Many celebrities like Leonardo DiCaprio don’t have an Oscar, a jubilant Nairobi commentator wrote today, “It is therefore a big achievement for a first timer to win!”
Kenya’s gone wild. The President of the country sent Best Supporting Actress Lupita Nyong’o several messages just before the Oscars began wishing her luck.
It’s very Kenyan to savor the moment before it happens. In a world with so much defeat, the simple possibility of success carries extraordinary joy.
President Uhuru Kenyatta wrote, “I hope that Lupita wins the recognition that she so richly deserves… I also believe that the fact that Lupita is where she is today is already a massively gratifying milestone.”
Many in Kenya were on their way to work. The sun was just rising in western Lou where Lupita’s family is from when the award was announced.

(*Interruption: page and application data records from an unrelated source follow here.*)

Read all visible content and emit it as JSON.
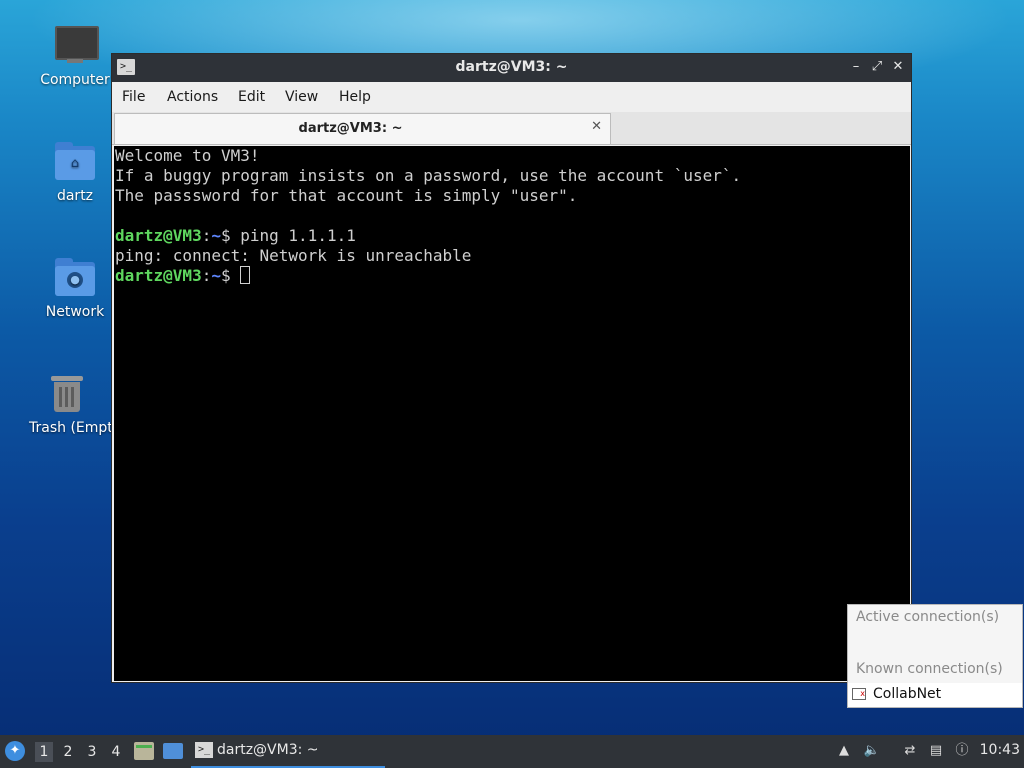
{
  "desktop": {
    "icons": [
      {
        "label": "Computer",
        "icon": "computer-icon"
      },
      {
        "label": "dartz",
        "icon": "home-folder-icon"
      },
      {
        "label": "Network",
        "icon": "network-folder-icon"
      },
      {
        "label": "Trash (Empt",
        "icon": "trash-icon"
      }
    ]
  },
  "window": {
    "title": "dartz@VM3: ~",
    "menu": [
      "File",
      "Actions",
      "Edit",
      "View",
      "Help"
    ],
    "tab": {
      "title": "dartz@VM3: ~"
    },
    "terminal": {
      "lines": [
        "Welcome to VM3!",
        "If a buggy program insists on a password, use the account `user`.",
        "The passsword for that account is simply \"user\"."
      ],
      "prompt_user": "dartz@VM3",
      "prompt_sep": ":",
      "prompt_path": "~",
      "prompt_symbol": "$ ",
      "command": "ping 1.1.1.1",
      "output": "ping: connect: Network is unreachable"
    }
  },
  "network_popup": {
    "active_header": "Active connection(s)",
    "known_header": "Known connection(s)",
    "connection": "CollabNet"
  },
  "taskbar": {
    "desktops": [
      "1",
      "2",
      "3",
      "4"
    ],
    "task_label": "dartz@VM3: ~",
    "clock": "10:43"
  }
}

Another Kenyan commentator filled with hope wrote Sunday, “The first time it happened in India, when Slumdog Millionaire won, or when the South African film, Tsotsi, achieved the same feat, the success appeared to be dreams made in another world… Now, Kenya could have its moment of glory too if the gods of creativity and achievement smile on Lupita.”

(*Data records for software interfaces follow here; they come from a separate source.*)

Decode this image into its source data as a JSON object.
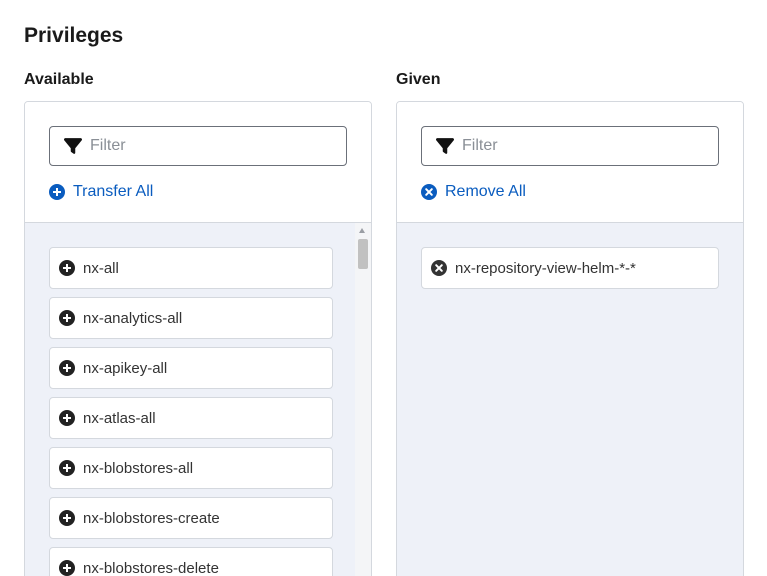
{
  "page": {
    "title": "Privileges"
  },
  "available": {
    "label": "Available",
    "filter_placeholder": "Filter",
    "action_label": "Transfer All",
    "items": [
      "nx-all",
      "nx-analytics-all",
      "nx-apikey-all",
      "nx-atlas-all",
      "nx-blobstores-all",
      "nx-blobstores-create",
      "nx-blobstores-delete"
    ]
  },
  "given": {
    "label": "Given",
    "filter_placeholder": "Filter",
    "action_label": "Remove All",
    "items": [
      "nx-repository-view-helm-*-*"
    ]
  },
  "icons": {
    "filter": "filter-icon",
    "add": "plus-circle-icon",
    "remove": "x-circle-icon"
  },
  "colors": {
    "accent": "#0a5cbf",
    "list_background": "#eef1f8",
    "border": "#d4d8de"
  }
}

Smile they did.
But they are dreams made in another world.
Lupita, as she will now forever be referred to rather than by her surname in Kenya, was born in Mexico when her very politically powerful father was a visiting professor in Mexico City.
Later he would rise to several cabinet positions in the government and like virtually every politician that has ever succeeded in Kenya, become quite rich. Lupita attended privileged private schools in Nairobi and had the resources to succeed abroad.
Her Yale education in the performing arts was instrumental in her later film career.
The rags to riches story doesn’t apply. Jared Leto and even Cate Blanchett are better nominees for that category.
But Kenya and so much of Africa is sustained on hope, and the only thing that’s wrong with that is that it comes so cheaply. Lupita’s talent is undenied. Financial and social resources can take an artist just so far, and she’s made the jump.
She’s proved that a trajectory to success in America, anyway, can all be wrapped into a single lifetime. And that is most Kenyans’ greatest inspiration, today.